> How to complete this task:
Using the entries below, give the count of lines that hold "screenshot". Say nothing besides the number.

> Page and application data records:
*-*-*

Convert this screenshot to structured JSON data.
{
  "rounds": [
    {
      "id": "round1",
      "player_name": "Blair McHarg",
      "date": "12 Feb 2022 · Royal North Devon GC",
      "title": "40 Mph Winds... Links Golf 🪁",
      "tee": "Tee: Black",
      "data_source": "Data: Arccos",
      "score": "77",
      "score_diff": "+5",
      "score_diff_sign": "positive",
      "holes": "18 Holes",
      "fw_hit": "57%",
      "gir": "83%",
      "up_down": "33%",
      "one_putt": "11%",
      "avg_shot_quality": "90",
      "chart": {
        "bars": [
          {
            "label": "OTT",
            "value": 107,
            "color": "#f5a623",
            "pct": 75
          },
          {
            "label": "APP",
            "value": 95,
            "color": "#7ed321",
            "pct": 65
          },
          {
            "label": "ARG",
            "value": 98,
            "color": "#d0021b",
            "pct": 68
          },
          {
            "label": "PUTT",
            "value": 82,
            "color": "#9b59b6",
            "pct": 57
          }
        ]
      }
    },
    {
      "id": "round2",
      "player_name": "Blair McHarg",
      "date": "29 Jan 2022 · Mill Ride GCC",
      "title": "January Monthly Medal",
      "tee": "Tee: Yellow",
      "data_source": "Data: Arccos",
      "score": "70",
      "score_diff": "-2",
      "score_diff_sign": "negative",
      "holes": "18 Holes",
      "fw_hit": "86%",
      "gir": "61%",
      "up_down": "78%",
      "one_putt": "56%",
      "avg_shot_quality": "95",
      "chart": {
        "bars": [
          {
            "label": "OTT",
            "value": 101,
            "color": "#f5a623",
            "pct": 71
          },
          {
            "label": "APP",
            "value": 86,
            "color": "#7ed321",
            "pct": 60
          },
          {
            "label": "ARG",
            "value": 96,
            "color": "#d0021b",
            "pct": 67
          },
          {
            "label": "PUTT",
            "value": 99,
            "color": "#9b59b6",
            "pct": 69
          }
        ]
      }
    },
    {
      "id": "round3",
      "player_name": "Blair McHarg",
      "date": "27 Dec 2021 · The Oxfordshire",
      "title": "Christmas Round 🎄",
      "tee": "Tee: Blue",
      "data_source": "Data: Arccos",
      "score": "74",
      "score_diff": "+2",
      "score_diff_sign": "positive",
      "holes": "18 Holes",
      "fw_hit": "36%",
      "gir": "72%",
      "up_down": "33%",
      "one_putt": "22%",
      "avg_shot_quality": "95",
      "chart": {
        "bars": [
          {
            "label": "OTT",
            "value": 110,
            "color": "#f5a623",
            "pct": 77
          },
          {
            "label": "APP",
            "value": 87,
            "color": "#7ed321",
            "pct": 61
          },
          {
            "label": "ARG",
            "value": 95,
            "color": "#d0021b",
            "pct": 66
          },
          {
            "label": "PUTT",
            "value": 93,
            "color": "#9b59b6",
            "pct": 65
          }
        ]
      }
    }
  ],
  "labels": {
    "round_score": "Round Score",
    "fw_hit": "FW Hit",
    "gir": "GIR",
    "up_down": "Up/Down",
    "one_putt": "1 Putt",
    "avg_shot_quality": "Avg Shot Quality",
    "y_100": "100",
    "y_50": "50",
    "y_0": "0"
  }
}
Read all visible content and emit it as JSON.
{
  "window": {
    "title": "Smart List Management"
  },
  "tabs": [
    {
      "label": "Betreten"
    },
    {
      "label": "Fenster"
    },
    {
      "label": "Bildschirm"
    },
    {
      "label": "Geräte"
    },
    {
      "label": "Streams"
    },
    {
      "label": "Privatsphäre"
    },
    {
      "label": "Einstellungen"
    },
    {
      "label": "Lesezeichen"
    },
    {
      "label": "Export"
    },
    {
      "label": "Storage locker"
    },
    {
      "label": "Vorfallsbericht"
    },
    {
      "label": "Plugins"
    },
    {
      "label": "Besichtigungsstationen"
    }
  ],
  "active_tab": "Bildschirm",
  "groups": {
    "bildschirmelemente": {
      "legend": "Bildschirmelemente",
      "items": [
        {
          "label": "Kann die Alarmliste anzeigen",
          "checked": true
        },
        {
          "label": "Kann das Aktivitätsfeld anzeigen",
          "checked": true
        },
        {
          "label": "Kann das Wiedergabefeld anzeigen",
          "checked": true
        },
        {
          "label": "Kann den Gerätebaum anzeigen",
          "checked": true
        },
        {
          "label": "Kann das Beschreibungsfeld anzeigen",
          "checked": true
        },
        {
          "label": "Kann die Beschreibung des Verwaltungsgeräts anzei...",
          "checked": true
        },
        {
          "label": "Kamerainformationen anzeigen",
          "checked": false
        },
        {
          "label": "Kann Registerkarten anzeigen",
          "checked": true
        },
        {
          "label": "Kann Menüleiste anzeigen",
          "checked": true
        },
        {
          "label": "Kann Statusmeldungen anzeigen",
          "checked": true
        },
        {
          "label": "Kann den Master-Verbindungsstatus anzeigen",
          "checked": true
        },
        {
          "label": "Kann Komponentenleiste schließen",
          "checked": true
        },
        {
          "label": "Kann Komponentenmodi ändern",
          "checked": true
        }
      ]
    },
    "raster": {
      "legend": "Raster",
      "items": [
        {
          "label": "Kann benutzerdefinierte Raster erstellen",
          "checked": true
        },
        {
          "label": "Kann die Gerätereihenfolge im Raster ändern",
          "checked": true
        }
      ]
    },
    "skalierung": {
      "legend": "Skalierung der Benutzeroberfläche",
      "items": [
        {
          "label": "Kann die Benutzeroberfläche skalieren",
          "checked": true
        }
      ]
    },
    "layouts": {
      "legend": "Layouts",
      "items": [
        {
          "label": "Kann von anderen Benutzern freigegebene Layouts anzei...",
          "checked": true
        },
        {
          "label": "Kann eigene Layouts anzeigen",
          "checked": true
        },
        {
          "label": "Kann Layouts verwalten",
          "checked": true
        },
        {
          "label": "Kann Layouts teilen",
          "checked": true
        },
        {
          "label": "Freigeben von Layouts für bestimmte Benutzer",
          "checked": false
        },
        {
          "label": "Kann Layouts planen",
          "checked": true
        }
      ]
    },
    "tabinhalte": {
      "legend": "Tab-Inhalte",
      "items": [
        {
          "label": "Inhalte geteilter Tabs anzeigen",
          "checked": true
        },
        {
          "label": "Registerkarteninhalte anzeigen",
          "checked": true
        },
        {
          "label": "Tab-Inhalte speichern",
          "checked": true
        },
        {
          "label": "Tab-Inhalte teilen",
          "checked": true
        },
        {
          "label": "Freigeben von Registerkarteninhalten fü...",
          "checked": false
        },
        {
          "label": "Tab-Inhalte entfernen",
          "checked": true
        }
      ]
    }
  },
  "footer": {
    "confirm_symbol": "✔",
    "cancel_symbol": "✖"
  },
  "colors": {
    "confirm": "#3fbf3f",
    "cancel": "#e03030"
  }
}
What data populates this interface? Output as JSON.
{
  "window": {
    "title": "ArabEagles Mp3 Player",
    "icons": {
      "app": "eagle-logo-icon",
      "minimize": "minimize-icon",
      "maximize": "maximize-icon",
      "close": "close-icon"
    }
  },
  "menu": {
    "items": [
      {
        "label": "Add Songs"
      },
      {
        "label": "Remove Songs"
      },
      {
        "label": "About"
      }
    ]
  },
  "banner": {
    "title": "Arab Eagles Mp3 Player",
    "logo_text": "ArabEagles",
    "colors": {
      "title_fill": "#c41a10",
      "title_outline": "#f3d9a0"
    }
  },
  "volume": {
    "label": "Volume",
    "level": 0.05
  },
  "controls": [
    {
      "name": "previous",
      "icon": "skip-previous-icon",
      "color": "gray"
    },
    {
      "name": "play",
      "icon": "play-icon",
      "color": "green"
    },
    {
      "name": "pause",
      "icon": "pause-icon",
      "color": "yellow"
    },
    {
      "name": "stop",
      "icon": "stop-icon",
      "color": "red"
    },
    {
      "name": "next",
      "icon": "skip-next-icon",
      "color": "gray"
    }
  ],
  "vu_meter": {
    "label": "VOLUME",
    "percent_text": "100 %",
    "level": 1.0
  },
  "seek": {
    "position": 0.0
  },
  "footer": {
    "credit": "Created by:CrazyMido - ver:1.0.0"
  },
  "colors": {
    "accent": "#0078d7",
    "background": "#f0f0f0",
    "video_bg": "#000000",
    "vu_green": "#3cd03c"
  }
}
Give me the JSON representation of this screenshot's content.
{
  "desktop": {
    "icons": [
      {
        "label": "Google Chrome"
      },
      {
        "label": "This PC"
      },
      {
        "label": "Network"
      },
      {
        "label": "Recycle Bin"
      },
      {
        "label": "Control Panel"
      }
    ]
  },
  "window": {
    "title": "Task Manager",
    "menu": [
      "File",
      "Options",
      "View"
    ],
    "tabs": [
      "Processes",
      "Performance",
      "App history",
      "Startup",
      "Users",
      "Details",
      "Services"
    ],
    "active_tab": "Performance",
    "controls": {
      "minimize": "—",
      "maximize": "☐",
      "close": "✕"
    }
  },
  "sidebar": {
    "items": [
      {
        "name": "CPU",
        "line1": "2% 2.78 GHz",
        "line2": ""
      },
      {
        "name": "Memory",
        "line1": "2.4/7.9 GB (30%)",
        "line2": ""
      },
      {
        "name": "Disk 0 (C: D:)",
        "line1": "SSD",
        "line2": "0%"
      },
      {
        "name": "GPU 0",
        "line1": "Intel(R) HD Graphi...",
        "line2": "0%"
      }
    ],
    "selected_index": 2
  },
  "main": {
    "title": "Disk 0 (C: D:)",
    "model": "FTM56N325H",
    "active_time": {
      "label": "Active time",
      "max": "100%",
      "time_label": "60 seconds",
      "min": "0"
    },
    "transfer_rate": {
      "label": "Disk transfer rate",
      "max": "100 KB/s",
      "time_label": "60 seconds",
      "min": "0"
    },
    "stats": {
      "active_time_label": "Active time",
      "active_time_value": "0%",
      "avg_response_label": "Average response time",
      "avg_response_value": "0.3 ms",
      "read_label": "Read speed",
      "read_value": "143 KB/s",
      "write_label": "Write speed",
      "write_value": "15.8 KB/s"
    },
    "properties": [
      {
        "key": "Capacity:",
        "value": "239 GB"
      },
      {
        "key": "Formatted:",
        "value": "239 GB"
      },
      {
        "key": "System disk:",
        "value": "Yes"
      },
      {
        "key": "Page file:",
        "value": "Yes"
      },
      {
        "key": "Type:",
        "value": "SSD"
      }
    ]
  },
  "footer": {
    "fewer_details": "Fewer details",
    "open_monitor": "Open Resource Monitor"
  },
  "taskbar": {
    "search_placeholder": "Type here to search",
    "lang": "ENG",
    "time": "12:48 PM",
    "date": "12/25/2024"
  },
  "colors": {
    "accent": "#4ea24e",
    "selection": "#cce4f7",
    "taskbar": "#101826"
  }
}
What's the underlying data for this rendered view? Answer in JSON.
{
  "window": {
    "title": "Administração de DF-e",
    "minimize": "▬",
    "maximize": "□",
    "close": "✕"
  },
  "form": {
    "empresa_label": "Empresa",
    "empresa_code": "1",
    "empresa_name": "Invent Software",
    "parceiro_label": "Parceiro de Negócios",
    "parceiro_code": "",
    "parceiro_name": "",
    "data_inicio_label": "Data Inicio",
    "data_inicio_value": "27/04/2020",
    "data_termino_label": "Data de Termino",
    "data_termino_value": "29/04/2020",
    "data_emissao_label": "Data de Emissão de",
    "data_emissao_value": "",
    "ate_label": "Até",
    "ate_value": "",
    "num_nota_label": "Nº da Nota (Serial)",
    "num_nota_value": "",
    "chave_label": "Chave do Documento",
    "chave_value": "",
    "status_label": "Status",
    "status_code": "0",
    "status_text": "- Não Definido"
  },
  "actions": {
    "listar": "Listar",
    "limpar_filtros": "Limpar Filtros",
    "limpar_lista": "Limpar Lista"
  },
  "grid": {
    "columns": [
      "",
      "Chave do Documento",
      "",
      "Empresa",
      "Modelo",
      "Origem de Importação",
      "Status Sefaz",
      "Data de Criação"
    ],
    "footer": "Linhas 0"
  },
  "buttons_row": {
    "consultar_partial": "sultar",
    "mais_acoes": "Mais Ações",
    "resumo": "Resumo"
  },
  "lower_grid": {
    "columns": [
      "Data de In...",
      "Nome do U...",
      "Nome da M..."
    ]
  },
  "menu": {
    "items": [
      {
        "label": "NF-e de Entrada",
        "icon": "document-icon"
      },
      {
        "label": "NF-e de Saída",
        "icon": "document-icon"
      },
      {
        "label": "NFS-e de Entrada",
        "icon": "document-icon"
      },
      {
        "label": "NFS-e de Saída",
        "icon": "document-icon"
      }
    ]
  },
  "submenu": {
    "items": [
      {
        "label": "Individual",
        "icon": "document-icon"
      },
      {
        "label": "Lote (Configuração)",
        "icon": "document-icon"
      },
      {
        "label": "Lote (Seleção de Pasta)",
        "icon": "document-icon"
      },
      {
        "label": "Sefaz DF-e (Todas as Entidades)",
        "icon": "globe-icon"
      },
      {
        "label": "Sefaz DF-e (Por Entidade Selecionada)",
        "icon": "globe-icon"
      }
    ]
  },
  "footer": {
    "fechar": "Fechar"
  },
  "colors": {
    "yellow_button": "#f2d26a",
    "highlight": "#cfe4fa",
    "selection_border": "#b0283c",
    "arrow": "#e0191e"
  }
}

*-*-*

> Worked solution:
2